"They all have majority Turkish board members," he said. "Number two, they only take foreign teachers from Turkey. Number three, around 75 percent of all vendors are Turkish, and normally have strong ties to Gulen."
He said the suspicion is that school staff and related vendors pay Gulen's movement from their salaries and business deals.
Polat said his school has hired teachers from Turkey, but only for positions in science and math which, he said, were harder to fill with American teachers. He said he currently has just one Turkish teacher, who teaches Turkish.
The other charters in Syracuse, Utica and Rochester also hired many teachers from Turkey over the years, according to documents obtained by New York State United Teachers. Spokesman Carl Korn called this a violation of visa rules.
"The visa program is supposed to be used to fill jobs that cannot be filled by American workers," he said. "They’re filling positions for biology teachers, physical education teachers, English teachers, guidance counselors, with Turkish nationals."

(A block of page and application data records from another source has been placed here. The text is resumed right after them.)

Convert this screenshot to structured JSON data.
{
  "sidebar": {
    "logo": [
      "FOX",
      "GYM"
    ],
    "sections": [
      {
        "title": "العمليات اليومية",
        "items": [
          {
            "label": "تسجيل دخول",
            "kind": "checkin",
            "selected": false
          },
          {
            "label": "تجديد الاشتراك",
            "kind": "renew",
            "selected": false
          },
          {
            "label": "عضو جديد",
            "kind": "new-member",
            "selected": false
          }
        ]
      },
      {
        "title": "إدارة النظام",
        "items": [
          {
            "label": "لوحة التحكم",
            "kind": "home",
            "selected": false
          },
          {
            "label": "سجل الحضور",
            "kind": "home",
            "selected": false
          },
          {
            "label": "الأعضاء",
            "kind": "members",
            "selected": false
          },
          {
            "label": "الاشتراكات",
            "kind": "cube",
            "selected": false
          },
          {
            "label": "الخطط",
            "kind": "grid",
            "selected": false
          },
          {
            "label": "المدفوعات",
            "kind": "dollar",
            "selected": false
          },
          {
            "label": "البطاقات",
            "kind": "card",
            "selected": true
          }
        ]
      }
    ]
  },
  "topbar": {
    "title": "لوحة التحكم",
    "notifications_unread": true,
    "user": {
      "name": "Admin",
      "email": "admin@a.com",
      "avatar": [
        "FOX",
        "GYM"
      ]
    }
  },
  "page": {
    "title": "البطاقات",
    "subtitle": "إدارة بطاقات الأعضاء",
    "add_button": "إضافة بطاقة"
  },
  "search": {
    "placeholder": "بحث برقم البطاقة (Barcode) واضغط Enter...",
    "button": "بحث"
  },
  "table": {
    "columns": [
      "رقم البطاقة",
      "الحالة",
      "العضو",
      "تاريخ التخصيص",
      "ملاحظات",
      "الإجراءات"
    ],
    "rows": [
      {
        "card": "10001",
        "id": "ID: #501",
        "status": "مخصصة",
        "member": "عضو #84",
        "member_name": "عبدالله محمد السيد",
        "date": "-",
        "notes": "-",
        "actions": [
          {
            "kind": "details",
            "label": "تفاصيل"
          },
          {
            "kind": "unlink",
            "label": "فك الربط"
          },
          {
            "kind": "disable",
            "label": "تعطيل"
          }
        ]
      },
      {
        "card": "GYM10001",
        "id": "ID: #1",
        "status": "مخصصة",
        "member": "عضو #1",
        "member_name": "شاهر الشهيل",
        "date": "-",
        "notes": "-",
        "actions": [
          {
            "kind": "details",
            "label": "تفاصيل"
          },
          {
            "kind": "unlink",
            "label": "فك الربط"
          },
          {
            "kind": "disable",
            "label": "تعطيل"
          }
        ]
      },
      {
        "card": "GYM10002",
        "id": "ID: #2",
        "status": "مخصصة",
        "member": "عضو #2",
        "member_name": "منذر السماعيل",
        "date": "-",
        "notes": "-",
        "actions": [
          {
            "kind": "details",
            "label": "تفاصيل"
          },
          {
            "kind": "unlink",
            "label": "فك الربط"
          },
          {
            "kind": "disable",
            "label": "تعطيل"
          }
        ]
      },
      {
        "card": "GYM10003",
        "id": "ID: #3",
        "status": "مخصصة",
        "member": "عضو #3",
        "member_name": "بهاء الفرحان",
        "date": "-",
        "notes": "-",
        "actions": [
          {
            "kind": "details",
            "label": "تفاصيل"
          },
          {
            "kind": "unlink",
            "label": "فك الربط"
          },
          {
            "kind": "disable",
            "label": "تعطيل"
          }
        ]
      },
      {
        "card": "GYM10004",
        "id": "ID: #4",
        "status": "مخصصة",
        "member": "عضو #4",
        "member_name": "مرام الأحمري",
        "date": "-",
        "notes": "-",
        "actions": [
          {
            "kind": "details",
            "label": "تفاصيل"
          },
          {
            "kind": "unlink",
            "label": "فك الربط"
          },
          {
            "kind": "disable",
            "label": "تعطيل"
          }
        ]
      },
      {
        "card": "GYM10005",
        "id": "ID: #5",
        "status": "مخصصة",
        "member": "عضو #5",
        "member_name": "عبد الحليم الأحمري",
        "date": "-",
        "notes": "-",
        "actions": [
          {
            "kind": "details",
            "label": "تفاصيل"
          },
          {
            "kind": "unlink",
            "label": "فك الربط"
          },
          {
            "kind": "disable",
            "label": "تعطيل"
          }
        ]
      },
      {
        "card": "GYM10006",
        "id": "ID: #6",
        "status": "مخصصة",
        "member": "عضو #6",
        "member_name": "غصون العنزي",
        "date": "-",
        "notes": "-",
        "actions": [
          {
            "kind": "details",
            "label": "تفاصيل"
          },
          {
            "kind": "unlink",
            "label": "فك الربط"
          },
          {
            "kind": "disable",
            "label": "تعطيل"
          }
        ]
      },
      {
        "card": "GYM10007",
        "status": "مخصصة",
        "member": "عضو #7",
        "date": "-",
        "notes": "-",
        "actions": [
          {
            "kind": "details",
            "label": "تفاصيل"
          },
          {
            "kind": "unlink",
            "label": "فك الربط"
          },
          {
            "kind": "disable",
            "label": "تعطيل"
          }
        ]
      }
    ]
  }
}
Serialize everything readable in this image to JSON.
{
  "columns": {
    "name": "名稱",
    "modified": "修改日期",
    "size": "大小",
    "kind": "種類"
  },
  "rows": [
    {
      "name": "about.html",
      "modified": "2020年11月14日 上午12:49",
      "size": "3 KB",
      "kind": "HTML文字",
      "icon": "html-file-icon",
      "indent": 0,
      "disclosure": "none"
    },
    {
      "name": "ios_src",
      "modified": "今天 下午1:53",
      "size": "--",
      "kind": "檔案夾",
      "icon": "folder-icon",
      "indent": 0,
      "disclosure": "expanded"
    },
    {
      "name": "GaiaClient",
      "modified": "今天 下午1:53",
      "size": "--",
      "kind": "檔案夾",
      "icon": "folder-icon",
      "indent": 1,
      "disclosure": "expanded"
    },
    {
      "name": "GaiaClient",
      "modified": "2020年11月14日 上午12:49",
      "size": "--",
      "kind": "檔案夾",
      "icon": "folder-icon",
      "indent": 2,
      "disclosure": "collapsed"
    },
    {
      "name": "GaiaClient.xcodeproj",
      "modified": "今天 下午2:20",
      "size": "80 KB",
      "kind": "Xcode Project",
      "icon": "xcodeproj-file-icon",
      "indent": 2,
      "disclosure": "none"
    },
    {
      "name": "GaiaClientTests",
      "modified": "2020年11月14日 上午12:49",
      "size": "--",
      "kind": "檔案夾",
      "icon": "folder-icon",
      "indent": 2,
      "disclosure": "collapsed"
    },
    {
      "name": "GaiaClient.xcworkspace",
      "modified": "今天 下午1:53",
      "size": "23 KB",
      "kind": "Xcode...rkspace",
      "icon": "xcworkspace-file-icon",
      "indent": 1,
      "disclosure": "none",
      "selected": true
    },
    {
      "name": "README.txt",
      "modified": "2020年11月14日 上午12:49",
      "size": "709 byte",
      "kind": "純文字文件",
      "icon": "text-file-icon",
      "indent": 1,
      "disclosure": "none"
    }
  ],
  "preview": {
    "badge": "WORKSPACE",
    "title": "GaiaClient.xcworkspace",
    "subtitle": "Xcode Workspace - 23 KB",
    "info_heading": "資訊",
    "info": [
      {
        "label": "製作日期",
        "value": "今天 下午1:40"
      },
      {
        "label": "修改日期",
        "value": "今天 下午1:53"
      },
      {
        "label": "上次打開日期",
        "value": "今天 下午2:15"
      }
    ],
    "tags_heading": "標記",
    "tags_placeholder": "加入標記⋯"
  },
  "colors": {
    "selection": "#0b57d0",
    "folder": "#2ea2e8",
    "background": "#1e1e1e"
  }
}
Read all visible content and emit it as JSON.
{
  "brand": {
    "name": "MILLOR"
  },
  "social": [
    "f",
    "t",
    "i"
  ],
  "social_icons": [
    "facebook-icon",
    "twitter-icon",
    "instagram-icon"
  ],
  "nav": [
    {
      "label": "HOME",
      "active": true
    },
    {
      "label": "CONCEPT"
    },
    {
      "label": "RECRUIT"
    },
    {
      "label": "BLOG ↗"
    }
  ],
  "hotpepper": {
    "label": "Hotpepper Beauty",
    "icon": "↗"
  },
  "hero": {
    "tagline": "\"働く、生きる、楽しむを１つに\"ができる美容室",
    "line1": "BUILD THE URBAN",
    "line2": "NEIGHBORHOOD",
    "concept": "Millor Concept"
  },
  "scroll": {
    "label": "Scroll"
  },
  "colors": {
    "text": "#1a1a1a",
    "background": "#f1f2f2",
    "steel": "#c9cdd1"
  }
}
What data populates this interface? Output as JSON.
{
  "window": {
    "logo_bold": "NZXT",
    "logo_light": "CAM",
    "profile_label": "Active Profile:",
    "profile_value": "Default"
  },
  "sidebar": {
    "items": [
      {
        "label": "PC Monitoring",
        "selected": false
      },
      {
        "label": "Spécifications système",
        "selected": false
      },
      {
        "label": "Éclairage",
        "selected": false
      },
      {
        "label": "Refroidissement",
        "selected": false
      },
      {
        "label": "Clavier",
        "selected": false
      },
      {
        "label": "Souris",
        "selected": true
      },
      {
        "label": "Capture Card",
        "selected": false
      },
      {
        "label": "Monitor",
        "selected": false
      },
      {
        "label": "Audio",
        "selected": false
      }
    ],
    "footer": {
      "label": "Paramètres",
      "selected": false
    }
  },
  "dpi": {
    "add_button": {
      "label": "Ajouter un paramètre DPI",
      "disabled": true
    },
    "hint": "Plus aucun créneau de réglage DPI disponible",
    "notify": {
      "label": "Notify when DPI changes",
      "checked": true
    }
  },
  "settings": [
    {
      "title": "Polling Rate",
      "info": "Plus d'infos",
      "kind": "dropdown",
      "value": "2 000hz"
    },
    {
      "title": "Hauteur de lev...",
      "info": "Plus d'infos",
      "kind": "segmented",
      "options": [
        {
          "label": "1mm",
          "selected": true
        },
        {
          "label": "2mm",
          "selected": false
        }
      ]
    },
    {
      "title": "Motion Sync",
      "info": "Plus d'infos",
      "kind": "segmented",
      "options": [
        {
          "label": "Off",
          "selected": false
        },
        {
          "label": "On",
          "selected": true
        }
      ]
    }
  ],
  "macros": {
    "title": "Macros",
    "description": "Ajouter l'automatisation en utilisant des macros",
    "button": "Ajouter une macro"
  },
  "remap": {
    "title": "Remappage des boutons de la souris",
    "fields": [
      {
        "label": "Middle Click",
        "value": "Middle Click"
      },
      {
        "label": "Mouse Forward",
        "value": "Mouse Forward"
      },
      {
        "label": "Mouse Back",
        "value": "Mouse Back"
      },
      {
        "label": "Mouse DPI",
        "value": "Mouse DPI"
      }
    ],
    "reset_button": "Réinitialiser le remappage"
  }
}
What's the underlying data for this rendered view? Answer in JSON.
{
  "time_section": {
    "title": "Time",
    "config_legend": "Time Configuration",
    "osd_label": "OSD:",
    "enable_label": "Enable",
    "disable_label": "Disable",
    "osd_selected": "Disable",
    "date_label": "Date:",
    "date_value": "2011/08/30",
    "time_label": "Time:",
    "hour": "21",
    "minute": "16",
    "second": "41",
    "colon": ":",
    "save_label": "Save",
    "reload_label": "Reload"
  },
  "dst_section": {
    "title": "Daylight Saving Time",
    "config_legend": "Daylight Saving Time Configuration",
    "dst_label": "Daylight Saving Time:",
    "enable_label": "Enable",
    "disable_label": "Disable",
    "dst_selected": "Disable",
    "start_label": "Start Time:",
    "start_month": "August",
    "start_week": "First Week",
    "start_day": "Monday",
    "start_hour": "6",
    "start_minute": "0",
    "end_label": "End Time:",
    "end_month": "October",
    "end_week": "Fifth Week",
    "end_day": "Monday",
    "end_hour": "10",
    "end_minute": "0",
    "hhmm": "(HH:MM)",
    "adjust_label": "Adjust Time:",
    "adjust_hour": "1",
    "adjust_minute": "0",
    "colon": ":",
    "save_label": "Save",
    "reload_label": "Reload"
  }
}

Both Korn and Amsterdam, the counsel for Turkey, said the pattern of financial problems cited in various state audits of the schools, and the federal investigation in the Midwest, prove charter schools need more oversight.
"The U.S. charter school industry is a perfect host for this kind of thing because the whole aspect of charter schools is lack of regulation," said Amsterdam. "So if you’re a foreign entity like Mr. Gulen and you’re in need of funding they see it as a great source."
But Andrea Rogers, New York State Director of the Northeast Charter Schools Network, called that a "smear campaign" by opponents of charters.
"The authorizers see the audits and if there was any evidence of wrongdoing, they would have been all over it," she stated.
Jonathan Burman, a spokesman for the New York State Department of Education, which authorized the four charters upstate, said his agency had "worked extensively" with them following the comptroller's 2013 audits.
"The department requires all charter schools that have audit findings to adopt a corrective action plan to fully implement the audit’s recommendations" he said, adding that the agency will continue to monitor them.